Trade literature disseminates information on the latest advances in material production and in occupations not dealing with the production of material goods, for example, the work of doctors and teachers. It is always intended for a specific group of specialists or for persons who wish to master a given speciality. Trade literature therefore serves both educational and reference purposes and hence its detailed and precise logical organization. The topic is developed according to the sequence of production cycles, operations, or labor procedures. Concrete recommendations are made, but no scientific substantiation is provided, nor are reasons given for the selection of the recommendations. The language of trade literature should correspond in its professional level to the intended reader’s level of preparation. Trade publications soon become outdated owing to scientific and technical progress. This is the reason for the large number of new publications and the frequent appearance of revised editions (approximately every three or four years).

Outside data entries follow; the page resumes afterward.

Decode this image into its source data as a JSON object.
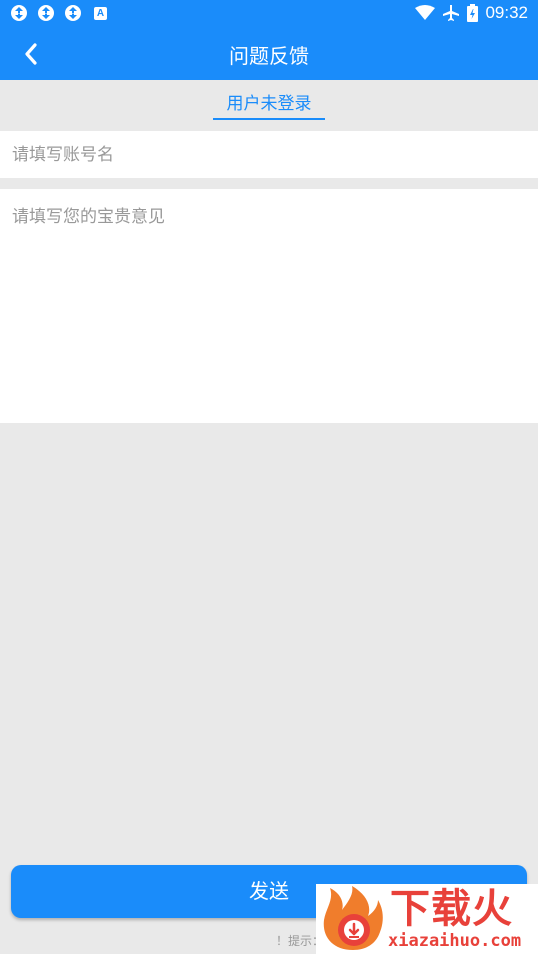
{
  "status_bar": {
    "notification_icons": [
      "sync-icon",
      "sync-icon",
      "sync-icon"
    ],
    "a_badge": "A",
    "time": "09:32",
    "icons": [
      "wifi-icon",
      "airplane-icon",
      "battery-icon"
    ]
  },
  "header": {
    "title": "问题反馈",
    "back_icon": "chevron-left-icon"
  },
  "login_status": "用户未登录",
  "form": {
    "account_placeholder": "请填写账号名",
    "account_value": "",
    "feedback_placeholder": "请填写您的宝贵意见",
    "feedback_value": ""
  },
  "send_button": "发送",
  "hint": "！提示：",
  "watermark": {
    "brand": "下载火",
    "url": "xiazaihuo.com"
  },
  "colors": {
    "primary": "#1a8cfa",
    "background": "#e9e9e9",
    "watermark_red": "#e8413a"
  }
}
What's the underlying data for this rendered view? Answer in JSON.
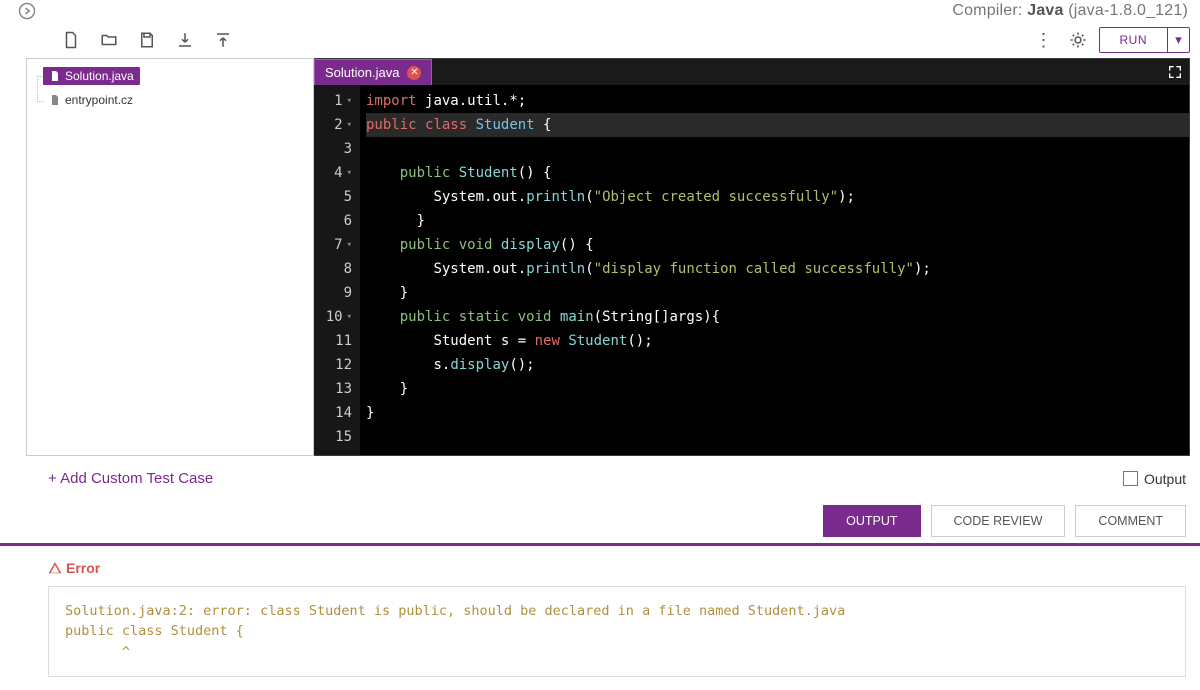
{
  "header": {
    "compiler_prefix": "Compiler: ",
    "compiler_name": "Java",
    "compiler_version": " (java-1.8.0_121)"
  },
  "toolbar": {
    "run_label": "RUN"
  },
  "file_tree": {
    "items": [
      {
        "name": "Solution.java",
        "active": true
      },
      {
        "name": "entrypoint.cz",
        "active": false
      }
    ]
  },
  "editor_tab": {
    "title": "Solution.java"
  },
  "code": {
    "lines": [
      {
        "n": "1",
        "fold": "▾",
        "tokens": [
          [
            "kw-red",
            "import"
          ],
          [
            "pun",
            " "
          ],
          [
            "ident",
            "java"
          ],
          [
            "pun",
            "."
          ],
          [
            "ident",
            "util"
          ],
          [
            "pun",
            ".*;"
          ]
        ]
      },
      {
        "n": "2",
        "fold": "▾",
        "hl": true,
        "tokens": [
          [
            "kw-red",
            "public"
          ],
          [
            "pun",
            " "
          ],
          [
            "kw-red",
            "class"
          ],
          [
            "pun",
            " "
          ],
          [
            "typ",
            "Student"
          ],
          [
            "pun",
            " {"
          ]
        ]
      },
      {
        "n": "3",
        "fold": "",
        "tokens": []
      },
      {
        "n": "4",
        "fold": "▾",
        "tokens": [
          [
            "pun",
            "    "
          ],
          [
            "kw-grn",
            "public"
          ],
          [
            "pun",
            " "
          ],
          [
            "fn",
            "Student"
          ],
          [
            "pun",
            "() {"
          ]
        ]
      },
      {
        "n": "5",
        "fold": "",
        "tokens": [
          [
            "pun",
            "        "
          ],
          [
            "ident",
            "System"
          ],
          [
            "pun",
            "."
          ],
          [
            "ident",
            "out"
          ],
          [
            "pun",
            "."
          ],
          [
            "fn",
            "println"
          ],
          [
            "pun",
            "("
          ],
          [
            "str",
            "\"Object created successfully\""
          ],
          [
            "pun",
            ");"
          ]
        ]
      },
      {
        "n": "6",
        "fold": "",
        "tokens": [
          [
            "pun",
            "      }"
          ]
        ]
      },
      {
        "n": "7",
        "fold": "▾",
        "tokens": [
          [
            "pun",
            "    "
          ],
          [
            "kw-grn",
            "public"
          ],
          [
            "pun",
            " "
          ],
          [
            "kw-grn",
            "void"
          ],
          [
            "pun",
            " "
          ],
          [
            "fn",
            "display"
          ],
          [
            "pun",
            "() {"
          ]
        ]
      },
      {
        "n": "8",
        "fold": "",
        "tokens": [
          [
            "pun",
            "        "
          ],
          [
            "ident",
            "System"
          ],
          [
            "pun",
            "."
          ],
          [
            "ident",
            "out"
          ],
          [
            "pun",
            "."
          ],
          [
            "fn",
            "println"
          ],
          [
            "pun",
            "("
          ],
          [
            "str",
            "\"display function called successfully\""
          ],
          [
            "pun",
            ");"
          ]
        ]
      },
      {
        "n": "9",
        "fold": "",
        "tokens": [
          [
            "pun",
            "    }"
          ]
        ]
      },
      {
        "n": "10",
        "fold": "▾",
        "tokens": [
          [
            "pun",
            "    "
          ],
          [
            "kw-grn",
            "public"
          ],
          [
            "pun",
            " "
          ],
          [
            "kw-grn",
            "static"
          ],
          [
            "pun",
            " "
          ],
          [
            "kw-grn",
            "void"
          ],
          [
            "pun",
            " "
          ],
          [
            "fn",
            "main"
          ],
          [
            "pun",
            "("
          ],
          [
            "ident",
            "String"
          ],
          [
            "pun",
            "[]"
          ],
          [
            "ident",
            "args"
          ],
          [
            "pun",
            "){"
          ]
        ]
      },
      {
        "n": "11",
        "fold": "",
        "tokens": [
          [
            "pun",
            "        "
          ],
          [
            "ident",
            "Student s "
          ],
          [
            "pun",
            "= "
          ],
          [
            "kw-red",
            "new"
          ],
          [
            "pun",
            " "
          ],
          [
            "fn",
            "Student"
          ],
          [
            "pun",
            "();"
          ]
        ]
      },
      {
        "n": "12",
        "fold": "",
        "tokens": [
          [
            "pun",
            "        "
          ],
          [
            "ident",
            "s"
          ],
          [
            "pun",
            "."
          ],
          [
            "fn",
            "display"
          ],
          [
            "pun",
            "();"
          ]
        ]
      },
      {
        "n": "13",
        "fold": "",
        "tokens": [
          [
            "pun",
            "    }"
          ]
        ]
      },
      {
        "n": "14",
        "fold": "",
        "tokens": [
          [
            "pun",
            "}"
          ]
        ]
      },
      {
        "n": "15",
        "fold": "",
        "tokens": []
      }
    ]
  },
  "testcase": {
    "add_label": "+ Add Custom Test Case",
    "output_label": "Output"
  },
  "result_tabs": {
    "output": "OUTPUT",
    "review": "CODE REVIEW",
    "comment": "COMMENT"
  },
  "error": {
    "title": "Error",
    "body": "Solution.java:2: error: class Student is public, should be declared in a file named Student.java\npublic class Student {\n       ^"
  }
}
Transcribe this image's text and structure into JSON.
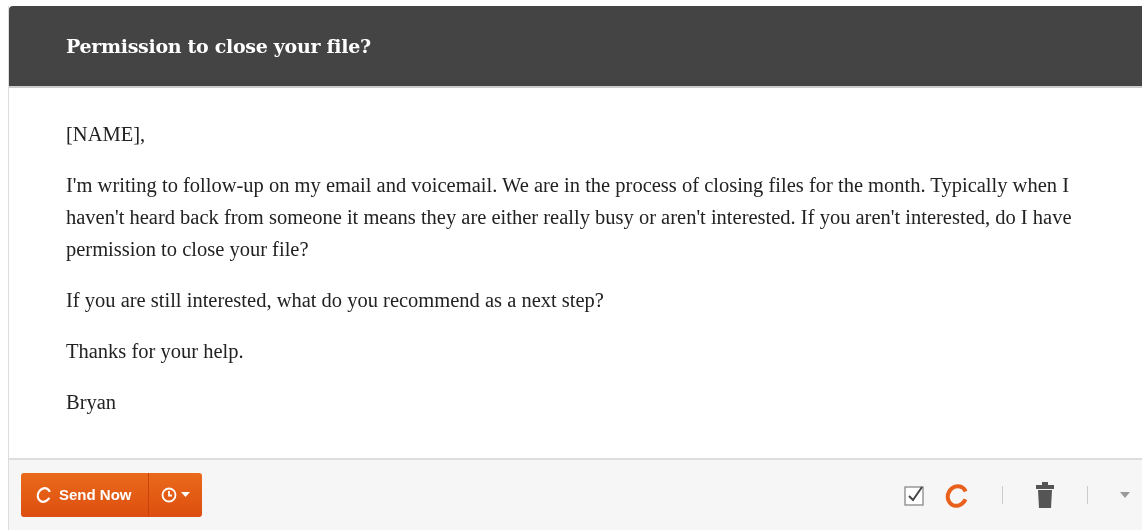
{
  "email": {
    "subject": "Permission to close your file?",
    "paragraphs": [
      "[NAME],",
      "I'm writing to follow-up on my email and voicemail. We are in the process of closing files for the month. Typically when I haven't heard back from someone it means they are either really busy or aren't interested. If you aren't interested, do I have permission to close your file?",
      "If you are still interested, what do you recommend as a next step?",
      "Thanks for your help.",
      "Bryan"
    ]
  },
  "footer": {
    "send_button": "Send Now"
  }
}
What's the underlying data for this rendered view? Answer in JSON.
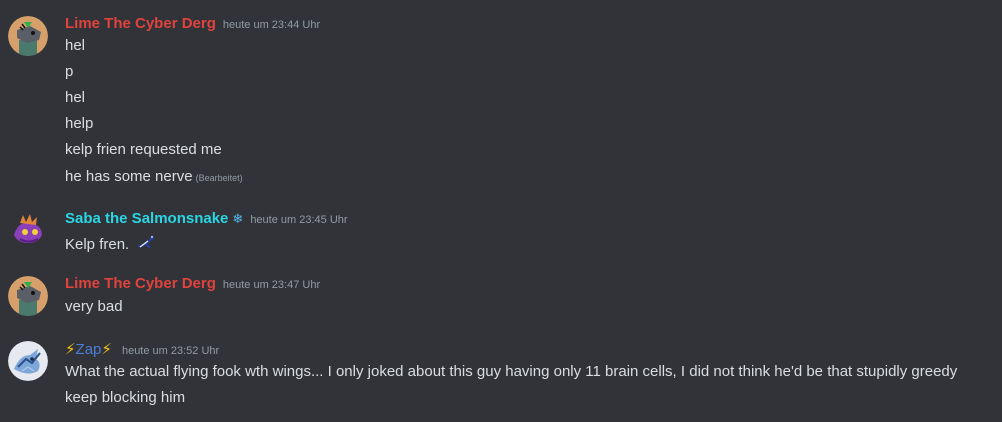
{
  "messages": [
    {
      "username": "Lime The Cyber Derg",
      "timestamp": "heute um 23:44 Uhr",
      "lines": [
        "hel",
        "p",
        "hel",
        "help",
        "kelp frien requested me",
        "he has some nerve"
      ],
      "edited_label": "(Bearbeitet)"
    },
    {
      "username": "Saba the Salmonsnake",
      "badge_icon": "❄",
      "timestamp": "heute um 23:45 Uhr",
      "lines": [
        "Kelp fren."
      ],
      "custom_emoji": "kelp-emoji-icon"
    },
    {
      "username": "Lime The Cyber Derg",
      "timestamp": "heute um 23:47 Uhr",
      "lines": [
        "very bad"
      ]
    },
    {
      "username_prefix": "⚡",
      "username": "Zap",
      "username_suffix": "⚡",
      "timestamp": "heute um 23:52 Uhr",
      "lines": [
        "What the actual flying fook wth wings... I only joked about this guy having only 11 brain cells, I did not think he'd be that stupidly greedy",
        "keep blocking him"
      ]
    }
  ],
  "colors": {
    "background": "#313338",
    "text": "#dbdee1",
    "muted": "#949ba4",
    "lime_name": "#e0423c",
    "saba_name": "#2bd6e4",
    "zap_name": "#4c7dd6"
  }
}
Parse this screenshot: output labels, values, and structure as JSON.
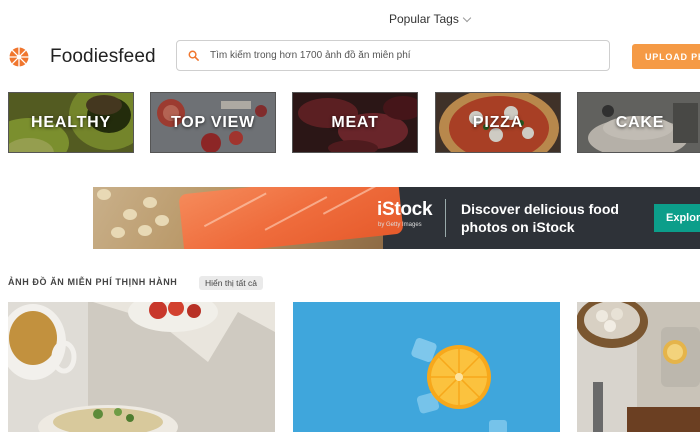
{
  "header": {
    "popular_tags": "Popular Tags",
    "brand": "Foodiesfeed",
    "search_placeholder": "Tìm kiếm trong hơn 1700 ảnh đồ ăn miễn phí",
    "upload_label": "UPLOAD PHO"
  },
  "tags": [
    {
      "label": "HEALTHY"
    },
    {
      "label": "TOP VIEW"
    },
    {
      "label": "MEAT"
    },
    {
      "label": "PIZZA"
    },
    {
      "label": "CAKE"
    }
  ],
  "banner": {
    "brand": "iStock",
    "brand_sub": "by Getty Images",
    "line1": "Discover delicious food",
    "line2": "photos on iStock",
    "cta": "Explor"
  },
  "section": {
    "title": "ẢNH ĐỒ ĂN MIỄN PHÍ THỊNH HÀNH",
    "show_all": "Hiển thị tất cả"
  },
  "colors": {
    "upload_bg": "#f59a45",
    "explore_bg": "#0c9e8a",
    "logo_orange": "#f0762e"
  }
}
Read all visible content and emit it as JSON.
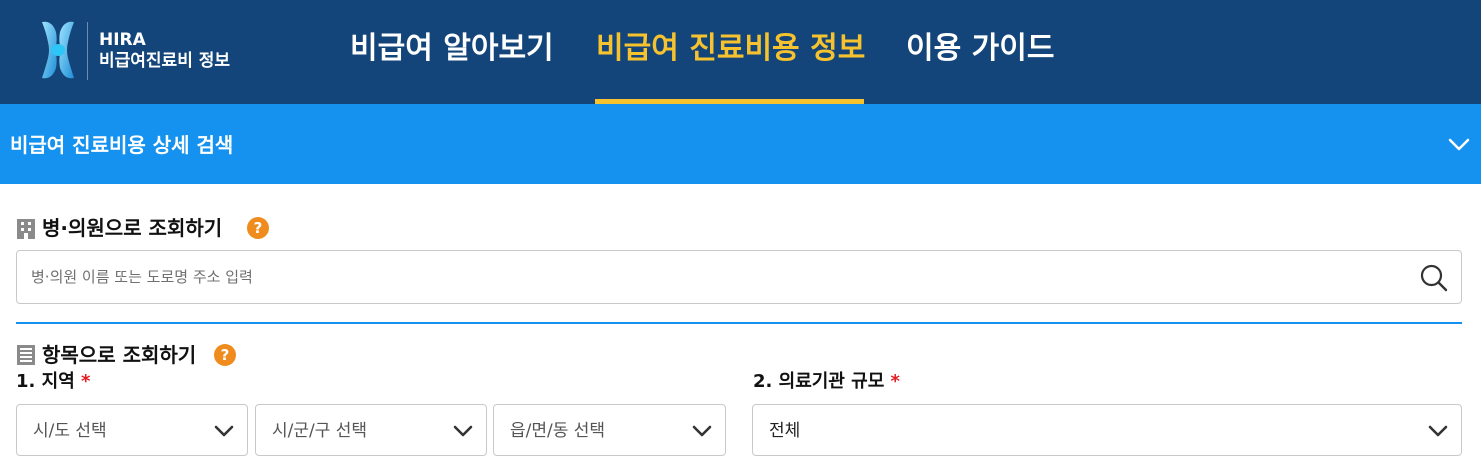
{
  "header": {
    "brand_name": "HIRA",
    "brand_sub": "비급여진료비 정보",
    "nav": [
      {
        "label": "비급여 알아보기",
        "active": false
      },
      {
        "label": "비급여 진료비용 정보",
        "active": true
      },
      {
        "label": "이용 가이드",
        "active": false
      }
    ]
  },
  "colors": {
    "header_bg": "#13457a",
    "active_nav": "#f6c22e",
    "bar_blue": "#1592ef",
    "help_orange": "#f08c1e",
    "required_red": "#e31b23"
  },
  "detail_search": {
    "title": "비급여 진료비용 상세 검색",
    "toggle_icon": "chevron-down-icon"
  },
  "hospital_search": {
    "title": "병·의원으로 조회하기",
    "section_icon": "building-icon",
    "help_icon": "question-icon",
    "help_symbol": "?",
    "placeholder": "병·의원 이름 또는 도로명 주소 입력",
    "value": "",
    "search_icon": "search-icon"
  },
  "item_search": {
    "title": "항목으로 조회하기",
    "section_icon": "list-icon",
    "help_symbol": "?",
    "region": {
      "label": "1. 지역",
      "required_mark": "*",
      "selects": [
        {
          "value": "시/도 선택"
        },
        {
          "value": "시/군/구 선택"
        },
        {
          "value": "읍/면/동 선택"
        }
      ]
    },
    "scale": {
      "label": "2. 의료기관 규모",
      "required_mark": "*",
      "value": "전체"
    }
  }
}
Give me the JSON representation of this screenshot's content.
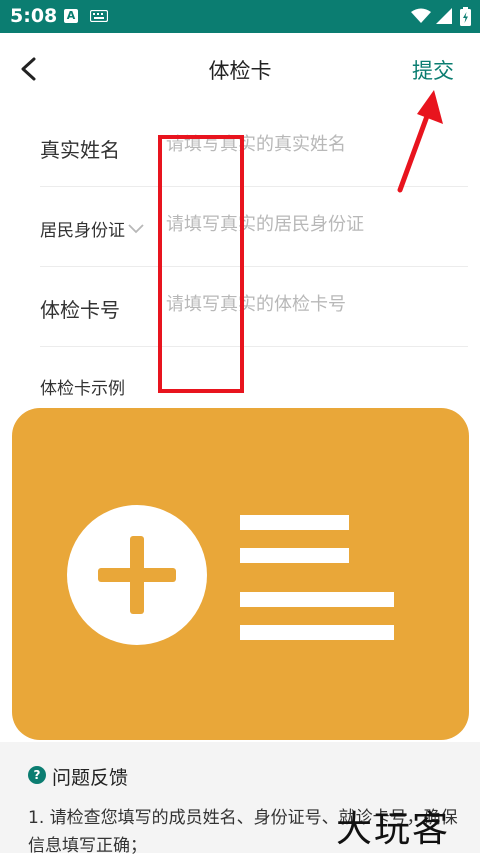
{
  "status_bar": {
    "time": "5:08",
    "icons": [
      "a-notification-icon",
      "keyboard-icon",
      "wifi-icon",
      "signal-icon",
      "battery-icon"
    ]
  },
  "header": {
    "title": "体检卡",
    "submit_label": "提交",
    "back_icon": "back-arrow-icon"
  },
  "form": {
    "name_label": "真实姓名",
    "name_placeholder": "请填写真实的真实姓名",
    "id_type_label": "居民身份证",
    "id_placeholder": "请填写真实的居民身份证",
    "card_label": "体检卡号",
    "card_placeholder": "请填写真实的体检卡号"
  },
  "example": {
    "label": "体检卡示例",
    "image_icon": "medical-card-icon"
  },
  "feedback": {
    "icon_glyph": "?",
    "title": "问题反馈",
    "text": "1. 请检查您填写的成员姓名、身份证号、就诊卡号，确保信息填写正确；"
  },
  "watermark": {
    "text": "大玩客"
  },
  "colors": {
    "accent": "#0b7d71",
    "card": "#e9a739",
    "annotation": "#e8141e",
    "placeholder": "#b8b8b8"
  }
}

A rapid growth of trade literature was characteristic for the epoch of developing capitalism. Owing to the fierce competition among companies in present-day bourgeois society, the number of publications dealing with practical applications is low and becoming still lower. In socialist society, trade literature is published at a high and stable rate. The publication of trade literature in the developing countries is increasing.
Trade publications include handbooks and manuals, monographs and serial publications, such as Builder’s Library and Economics of Metallurgical Production, and descriptions of new methods in industry. Other types of trade publications are albums of designs and plans, pamphlets, specifications, technological instructions and norms, and operating and servicing instructions. Monographs dealing with applied science and published for advanced study by highly qualified specialists are becoming increasingly common. They reflect the practical results and potential of scientific research and development.
In the USSR, trade literature is published by specialized central publishing houses, of which the largest are Mashinostroenie, Kolos, Nedra, Metallurgiia, Transport, Stroiizdat, and Energiia. It is also published by republic and local publishing houses. In addition to books and pamphlets, the specialized central publishing houses publish specialized trade journals.
REFERENCESLenin, V. I. “Tezisy o proisvodstvennoi propagande.” Poln. sobr. soch, 5th ed., vol. 42, pp. 14–15.
Teplov, D. Iu. Tipy i vidy tekhnicheskoi literatury. Leningrad, 1973.
Cherniak, A. Ia. “Lenin i sovetskaia tekhnicheskaia kniga.” In the collection Kniga: Issledovaniia i materialy, collection 20. Moscow, 1970.
B. G. TIAPKIN